I use short, funny video clips a lot when I’m teaching ELLs, and you can read in detail about how I use them in The Best Popular Movies/TV Shows For ESL/EFL (& How To Use Them). In short, there are many ways to use them that promote speaking, listening, writing and reading.
I’ve posted quite a few of them during the first six months of this year, and I thought it would be useful to readers — and to me — if I brought them together in one post.
I’ve also published quite a few during the previous seven years of this blog. You can find those in these lists:
Okay, now here are my choices for The Best Fun Videos For English Language Learners In 2014 — Part One:
Thanks to Edutopia and Amy Erin Borovoy, who published Five-Minute Film Festival: The Best Cat Videos for Educators, I found this great video that English Language Learners could watch and then describe verbally & in writing:
This is a great video for English Language Learners — there’s no dialogue, but it’s engaging and funny. ELLs can watch it and then describe in writing and verbally what happened in it:
This is a great video of a voice actor making 30 animal sounds. Even better, the name of the animal is displayed after each sound.
One way I reinforce new vocabulary is by playing sound effects games where I play sounds representing words we have recently learned (water dripping from a faucet, door opening, etc) and have students use small whiteboards to get points (that are just for fun) for the correct word. I use it when we learn animals, too. It’s easy to find these sound effects online, but playing a video like this and stopping it prior to the name showing up on the screen could be a lot more fun.
Having English Language Learners put words in the mouth (or thoughts in the mind) of puppets, animals, or photographs of people is a common activity in the classroom. It can be fun and less-threatening when it’s something/someone else who’s talking (or, at least, it can feel that way to the student).
You can learn specific strategies to use at:
The Best Sites For Online Photo-Editing & Photo Effects, which includes a number of sites where you can choose photos and add “speech bubbles” to them.
The Best Sites To Practice Speaking English, which includes sites you can use online to actually provide audio to images or animations.
Another engaging strategy is show short animal videos and have students develop a dialogue or a series of sentences the animals might be thinking.

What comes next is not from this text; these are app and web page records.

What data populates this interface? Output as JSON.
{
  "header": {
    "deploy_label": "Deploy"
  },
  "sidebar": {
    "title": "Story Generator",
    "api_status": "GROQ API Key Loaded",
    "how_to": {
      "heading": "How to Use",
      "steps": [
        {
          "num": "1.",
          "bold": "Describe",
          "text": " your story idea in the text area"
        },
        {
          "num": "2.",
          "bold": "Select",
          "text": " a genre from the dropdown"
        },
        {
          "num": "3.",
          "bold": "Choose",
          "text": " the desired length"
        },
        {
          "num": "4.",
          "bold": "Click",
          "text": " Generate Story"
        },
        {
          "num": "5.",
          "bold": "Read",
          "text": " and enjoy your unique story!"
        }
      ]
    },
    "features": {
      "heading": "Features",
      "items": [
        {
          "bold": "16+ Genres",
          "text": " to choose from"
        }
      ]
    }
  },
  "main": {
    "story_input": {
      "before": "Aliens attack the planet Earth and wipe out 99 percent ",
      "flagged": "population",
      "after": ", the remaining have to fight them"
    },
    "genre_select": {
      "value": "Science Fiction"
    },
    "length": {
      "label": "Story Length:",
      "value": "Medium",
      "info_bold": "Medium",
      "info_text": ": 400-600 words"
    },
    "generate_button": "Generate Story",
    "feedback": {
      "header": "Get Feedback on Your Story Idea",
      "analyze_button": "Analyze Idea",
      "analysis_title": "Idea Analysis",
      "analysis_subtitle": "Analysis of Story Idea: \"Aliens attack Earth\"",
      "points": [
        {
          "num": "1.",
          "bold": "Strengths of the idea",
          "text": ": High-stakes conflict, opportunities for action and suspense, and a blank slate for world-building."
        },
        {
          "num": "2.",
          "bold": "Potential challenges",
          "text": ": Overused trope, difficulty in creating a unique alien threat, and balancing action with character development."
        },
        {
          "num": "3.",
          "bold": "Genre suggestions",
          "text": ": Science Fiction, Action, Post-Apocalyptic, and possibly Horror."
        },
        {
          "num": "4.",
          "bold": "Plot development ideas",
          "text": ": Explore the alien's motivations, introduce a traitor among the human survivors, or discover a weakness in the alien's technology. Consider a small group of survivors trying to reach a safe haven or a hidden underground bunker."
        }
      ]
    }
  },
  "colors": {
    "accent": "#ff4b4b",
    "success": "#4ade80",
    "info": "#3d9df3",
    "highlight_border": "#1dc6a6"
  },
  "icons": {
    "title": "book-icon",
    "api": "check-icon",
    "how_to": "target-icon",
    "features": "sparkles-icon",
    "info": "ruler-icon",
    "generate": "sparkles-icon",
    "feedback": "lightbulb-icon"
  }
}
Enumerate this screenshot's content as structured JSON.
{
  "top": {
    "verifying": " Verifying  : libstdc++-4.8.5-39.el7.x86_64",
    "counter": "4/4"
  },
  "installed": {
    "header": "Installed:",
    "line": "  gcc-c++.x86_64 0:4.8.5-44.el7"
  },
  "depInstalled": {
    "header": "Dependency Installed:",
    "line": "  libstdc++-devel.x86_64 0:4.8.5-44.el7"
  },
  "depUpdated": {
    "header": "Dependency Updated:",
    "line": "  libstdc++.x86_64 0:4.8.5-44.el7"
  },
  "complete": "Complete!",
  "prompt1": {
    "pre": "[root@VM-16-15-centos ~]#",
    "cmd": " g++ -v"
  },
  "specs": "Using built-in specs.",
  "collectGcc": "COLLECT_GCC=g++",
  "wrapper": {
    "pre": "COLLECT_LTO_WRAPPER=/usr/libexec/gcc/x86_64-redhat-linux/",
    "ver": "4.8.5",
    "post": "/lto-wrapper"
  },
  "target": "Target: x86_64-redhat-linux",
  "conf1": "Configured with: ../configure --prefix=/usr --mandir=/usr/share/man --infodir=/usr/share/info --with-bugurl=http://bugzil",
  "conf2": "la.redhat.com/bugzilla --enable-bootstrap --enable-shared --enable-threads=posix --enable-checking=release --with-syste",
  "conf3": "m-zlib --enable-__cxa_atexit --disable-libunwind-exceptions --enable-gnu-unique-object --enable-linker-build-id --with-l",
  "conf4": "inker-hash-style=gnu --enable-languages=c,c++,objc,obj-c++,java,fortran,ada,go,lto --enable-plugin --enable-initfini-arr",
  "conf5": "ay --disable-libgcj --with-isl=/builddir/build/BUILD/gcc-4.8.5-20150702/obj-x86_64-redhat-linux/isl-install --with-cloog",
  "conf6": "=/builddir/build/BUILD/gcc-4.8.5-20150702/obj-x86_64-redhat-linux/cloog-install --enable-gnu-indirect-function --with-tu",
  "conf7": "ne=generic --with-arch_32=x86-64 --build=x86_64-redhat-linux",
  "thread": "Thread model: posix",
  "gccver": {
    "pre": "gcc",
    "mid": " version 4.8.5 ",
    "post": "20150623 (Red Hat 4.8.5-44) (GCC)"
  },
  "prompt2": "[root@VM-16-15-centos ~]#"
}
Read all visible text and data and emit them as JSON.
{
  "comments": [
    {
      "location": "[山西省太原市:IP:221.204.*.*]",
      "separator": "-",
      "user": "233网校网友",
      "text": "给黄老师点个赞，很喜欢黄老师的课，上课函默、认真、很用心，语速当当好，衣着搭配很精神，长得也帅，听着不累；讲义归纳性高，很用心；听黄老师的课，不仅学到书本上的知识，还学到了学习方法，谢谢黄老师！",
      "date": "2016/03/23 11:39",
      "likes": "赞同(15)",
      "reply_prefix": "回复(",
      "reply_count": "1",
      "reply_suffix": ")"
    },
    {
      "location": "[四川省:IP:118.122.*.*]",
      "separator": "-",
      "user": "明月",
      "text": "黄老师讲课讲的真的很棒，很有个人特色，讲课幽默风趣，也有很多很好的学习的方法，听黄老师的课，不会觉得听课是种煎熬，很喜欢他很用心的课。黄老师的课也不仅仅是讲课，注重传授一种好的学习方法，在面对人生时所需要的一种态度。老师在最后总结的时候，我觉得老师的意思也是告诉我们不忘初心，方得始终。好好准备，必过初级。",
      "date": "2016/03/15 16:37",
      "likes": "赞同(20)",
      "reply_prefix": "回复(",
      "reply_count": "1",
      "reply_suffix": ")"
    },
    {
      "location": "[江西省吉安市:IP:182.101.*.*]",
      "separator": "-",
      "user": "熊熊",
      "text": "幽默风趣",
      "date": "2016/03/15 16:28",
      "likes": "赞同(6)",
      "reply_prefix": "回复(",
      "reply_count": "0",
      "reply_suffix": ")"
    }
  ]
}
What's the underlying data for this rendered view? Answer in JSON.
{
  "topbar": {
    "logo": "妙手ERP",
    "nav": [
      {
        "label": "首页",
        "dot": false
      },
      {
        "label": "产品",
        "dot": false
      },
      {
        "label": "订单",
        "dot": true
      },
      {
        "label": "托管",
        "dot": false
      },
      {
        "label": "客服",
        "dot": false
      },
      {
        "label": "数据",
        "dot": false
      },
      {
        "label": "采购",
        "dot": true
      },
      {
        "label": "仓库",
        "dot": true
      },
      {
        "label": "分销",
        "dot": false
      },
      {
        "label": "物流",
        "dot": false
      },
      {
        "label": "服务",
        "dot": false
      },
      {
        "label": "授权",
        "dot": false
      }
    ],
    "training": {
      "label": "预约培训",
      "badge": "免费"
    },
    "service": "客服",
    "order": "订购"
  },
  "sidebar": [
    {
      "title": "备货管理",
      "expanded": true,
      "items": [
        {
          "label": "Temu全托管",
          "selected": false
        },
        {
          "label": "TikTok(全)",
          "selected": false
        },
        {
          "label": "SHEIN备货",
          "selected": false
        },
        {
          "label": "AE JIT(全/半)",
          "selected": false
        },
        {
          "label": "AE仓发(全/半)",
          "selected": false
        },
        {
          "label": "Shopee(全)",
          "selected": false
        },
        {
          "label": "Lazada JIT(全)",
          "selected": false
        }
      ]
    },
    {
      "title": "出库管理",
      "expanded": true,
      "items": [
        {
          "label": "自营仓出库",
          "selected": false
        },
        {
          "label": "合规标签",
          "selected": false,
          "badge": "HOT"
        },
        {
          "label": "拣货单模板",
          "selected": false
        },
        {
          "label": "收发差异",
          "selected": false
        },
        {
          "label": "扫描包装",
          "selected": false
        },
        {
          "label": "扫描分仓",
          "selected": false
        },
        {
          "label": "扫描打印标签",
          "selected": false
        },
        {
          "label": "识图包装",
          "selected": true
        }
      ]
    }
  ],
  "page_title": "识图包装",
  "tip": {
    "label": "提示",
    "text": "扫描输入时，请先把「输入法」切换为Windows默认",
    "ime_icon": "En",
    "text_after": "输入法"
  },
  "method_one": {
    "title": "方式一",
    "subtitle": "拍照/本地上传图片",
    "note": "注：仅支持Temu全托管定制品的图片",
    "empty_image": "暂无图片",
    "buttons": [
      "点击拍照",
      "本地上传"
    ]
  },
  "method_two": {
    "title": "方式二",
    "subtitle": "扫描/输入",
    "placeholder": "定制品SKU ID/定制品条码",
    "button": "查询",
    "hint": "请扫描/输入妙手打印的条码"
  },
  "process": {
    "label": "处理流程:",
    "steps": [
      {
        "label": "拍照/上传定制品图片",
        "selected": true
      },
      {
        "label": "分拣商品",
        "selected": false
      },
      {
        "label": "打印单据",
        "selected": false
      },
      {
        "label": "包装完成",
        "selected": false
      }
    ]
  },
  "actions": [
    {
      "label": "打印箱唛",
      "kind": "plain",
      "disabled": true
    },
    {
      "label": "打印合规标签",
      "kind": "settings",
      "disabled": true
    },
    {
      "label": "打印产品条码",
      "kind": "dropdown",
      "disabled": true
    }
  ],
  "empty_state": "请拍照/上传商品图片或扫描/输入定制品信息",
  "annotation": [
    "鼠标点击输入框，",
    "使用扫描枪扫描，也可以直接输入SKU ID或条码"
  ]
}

There are lots of suitable videos online, and you can start at The Best Video Clips Of Sneaky Critters. Students can simply act them out when showing videos on a screen with the sound turned-off, or you can be more sophisticated and dub the videos themselves.
Here’s an example that an environmental campaign created (several others will play through if you want):
I’ve previously posted about The Action Movie Kid and how they are great clips to show English Language Learners and have them describe what they see.
Their creator has just put all of them into one video. Here it is:
Here are several more fun short videos that English Language Learners could watch and then describe what they saw verbally and in writing:
Show English Language Learners this video and have them describe what they see — but be sure to warn them to try this at home!